However, many times a worker experiences an injury that does not occur as a result of one specific event but occurs over a period of time due to the nature of the work that’s being performed by the employee. A classic example of this is that has resulted in many worker’s compensation claims over the years is that masons work on their knees laying brick and concrete for extended periods of time, and as a result of doing that same type of job eight to ten hours a day, five to six or seven days a week, over the course of months and years, the knees simply give way. Those types of workers have required knee procedures or surgeries. Another classic occupational-related claim is an office staff worker using his or her hands repetitively 40 hours a week for years and, as a result, develops carpal tunnel syndrome from typing.

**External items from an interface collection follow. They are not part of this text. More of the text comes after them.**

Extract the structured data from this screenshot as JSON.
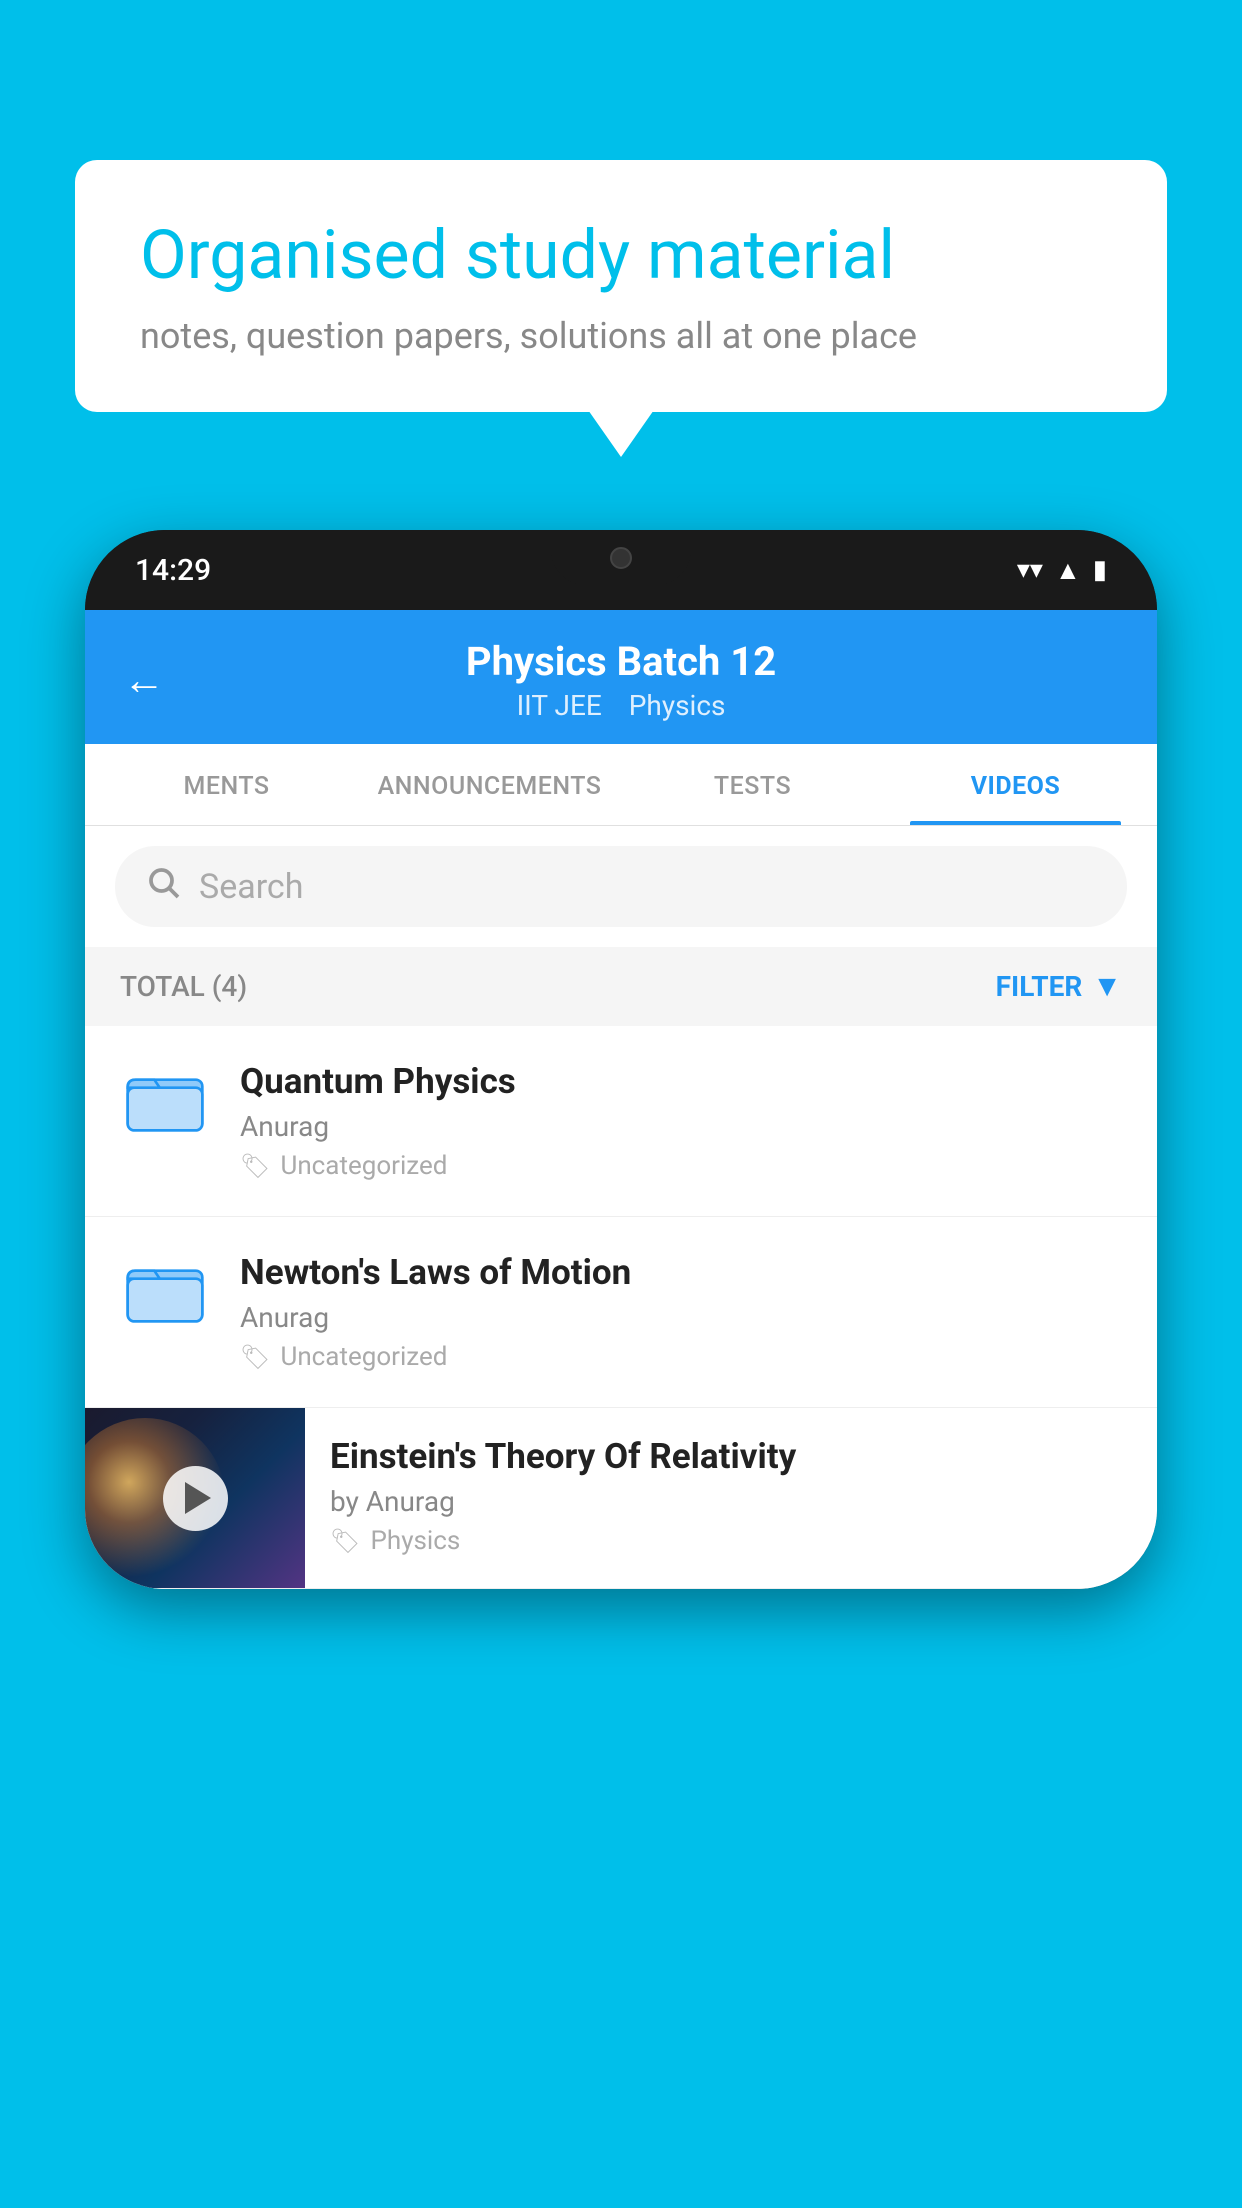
{
  "background_color": "#00BFEA",
  "speech_bubble": {
    "title": "Organised study material",
    "subtitle": "notes, question papers, solutions all at one place"
  },
  "phone": {
    "time": "14:29",
    "header": {
      "title": "Physics Batch 12",
      "subtitle_part1": "IIT JEE",
      "subtitle_part2": "Physics"
    },
    "tabs": [
      {
        "label": "MENTS",
        "active": false
      },
      {
        "label": "ANNOUNCEMENTS",
        "active": false
      },
      {
        "label": "TESTS",
        "active": false
      },
      {
        "label": "VIDEOS",
        "active": true
      }
    ],
    "search": {
      "placeholder": "Search"
    },
    "filter": {
      "total_label": "TOTAL (4)",
      "filter_label": "FILTER"
    },
    "videos": [
      {
        "id": 1,
        "title": "Quantum Physics",
        "author": "Anurag",
        "tag": "Uncategorized",
        "type": "folder"
      },
      {
        "id": 2,
        "title": "Newton's Laws of Motion",
        "author": "Anurag",
        "tag": "Uncategorized",
        "type": "folder"
      },
      {
        "id": 3,
        "title": "Einstein's Theory Of Relativity",
        "author": "by Anurag",
        "tag": "Physics",
        "type": "video"
      }
    ]
  }
}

There is no difference whatsoever in how the law treats single event accidents and longer duration occupational claims. An injured worker who suffers an injury from either one of those instances is entitled to all the same benefits. These workers are entitled to have their medical care provided for and paid for by the worker’s compensation insurance company. They are entitled to wage replacement benefits if they’re unable to work for a period of time, and they are also entitled to get an award for any permanent injury at the end of their claim once they’ve finished their treatment.
It is not uncommon for orthopedic injuries involving the neck or the back, such as herniated discs, to appear not due to one particular event, but due to a course of events over a period of time. For instance, a warehouse worker whose normal job requires him or her to lift, to bend, to climb ladders, or to pick product for an extended period of time over the course of many years will develop disc injuries in the neck or the back which require treatment. The pain management, medication management, or sometimes surgery that they would require would be covered under the protections of New Jersey worker’s compensation laws.

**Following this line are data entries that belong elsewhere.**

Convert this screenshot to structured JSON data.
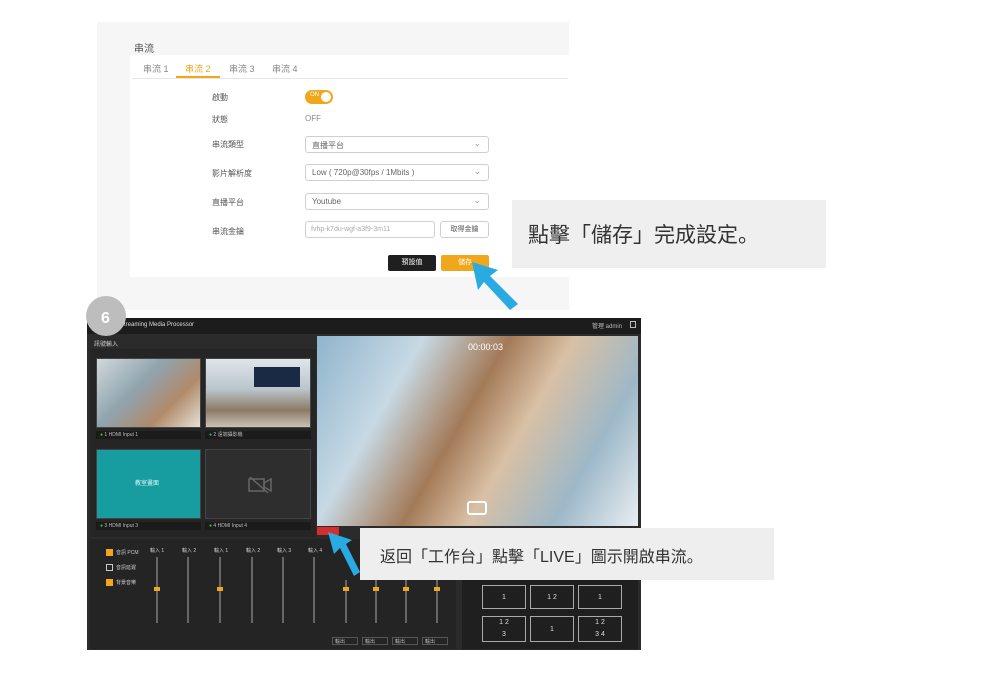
{
  "settings": {
    "section_title": "串流",
    "tabs": [
      "串流 1",
      "串流 2",
      "串流 3",
      "串流 4"
    ],
    "active_tab": 1,
    "fields": {
      "enable_label": "啟動",
      "enable_value": "ON",
      "status_label": "狀態",
      "status_value": "OFF",
      "stream_type_label": "串流類型",
      "stream_type_value": "直播平台",
      "video_quality_label": "影片解析度",
      "video_quality_value": "Low ( 720p@30fps / 1Mbits )",
      "platform_label": "直播平台",
      "platform_value": "Youtube",
      "key_label": "串流金鑰",
      "key_value": "fvhp-k7du-wgf-a3f9-3m11",
      "get_key_label": "取得金鑰"
    },
    "preview_label": "預設值",
    "save_label": "儲存"
  },
  "callouts": {
    "step1": "點擊「儲存」完成設定。",
    "step2": "返回「工作台」點擊「LIVE」圖示開啟串流。"
  },
  "app": {
    "step_number": "6",
    "title": "Streaming Media Processor",
    "user_label": "管理 admin",
    "sources_label": "訊號輸入",
    "timecode": "00:00:03",
    "sources": [
      {
        "index": "1",
        "name": "HDMI Input 1"
      },
      {
        "index": "2",
        "name": "遠端攝影機"
      },
      {
        "index": "3",
        "name": "HDMI Input 3"
      },
      {
        "index": "4",
        "name": "HDMI Input 4"
      }
    ],
    "thumb3_text": "教室畫面",
    "checkboxes": [
      "音訊 PCM",
      "音訊延遲",
      "背景音樂"
    ],
    "faders": [
      "輸入 1",
      "輸入 2",
      "輸入 1",
      "輸入 2",
      "輸入 3",
      "輸入 4"
    ],
    "layout_numbers": {
      "row1": [
        "1",
        "1",
        "2",
        "1"
      ],
      "row2": [
        "1",
        "2",
        "3",
        "1",
        "1",
        "2",
        "3",
        "4"
      ]
    },
    "output_selects": [
      "輸出",
      "輸出",
      "輸出",
      "輸出"
    ]
  }
}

New Jersey Respiratory Injury Workers’ Compensation Claims
Another type of worker’s compensation claim related to occupational exposure has to do with breathing or respiratory function. There are many types of jobs in New Jersey for which people work in hazardous conditions. A good example from years gone by would be in the asbestos injury. Workers in the construction and automotive trades were required to deal with breathing in asbestos for extended periods of time. These individuals were entitled to worker’s compensation benefits. In the chemical and pharmaceutical industries, those types of injuries are relatively common, especially in New Jersey because there are refineries in the northern parts of our state. Pharmaceutical industries in the northern parts of our state require employees to work in closed environments, dealing with rather hazardous and regulated chemicals. Many times someone will have a respiratory claim as a result of these work conditions.
Permanent Injury Claims
The final benefit that is available to injured workers in New Jersey is an award for their permanent injury. At some point in time, an injured worker is released from medical care. In the best-case scenario, he or she has been healed by the treating doctor or doctors. However, there may also be residual injuries to the injured worker, but the doctors have said there is nothing more that can be done with modern medicine to cure that person’s injury or injuries. At that point in time, the injured worker will be evaluated by certain doctors who have expertise in finding and providing estimates of disability. The injured worker will be sent to a doctor on behalf of his attorney and also to a separate doctor on behalf of the employer’s attorney. Those doctors will then examine the injured worker, review the medical records and prepare reports indicating what they believe the percentage of disability is for the body part or parts that were injured in the workplace accident or occupational exposure. Those percentages then correspond to a dollar amount which is paid over a period of time dependent upon what the percentage of disability is.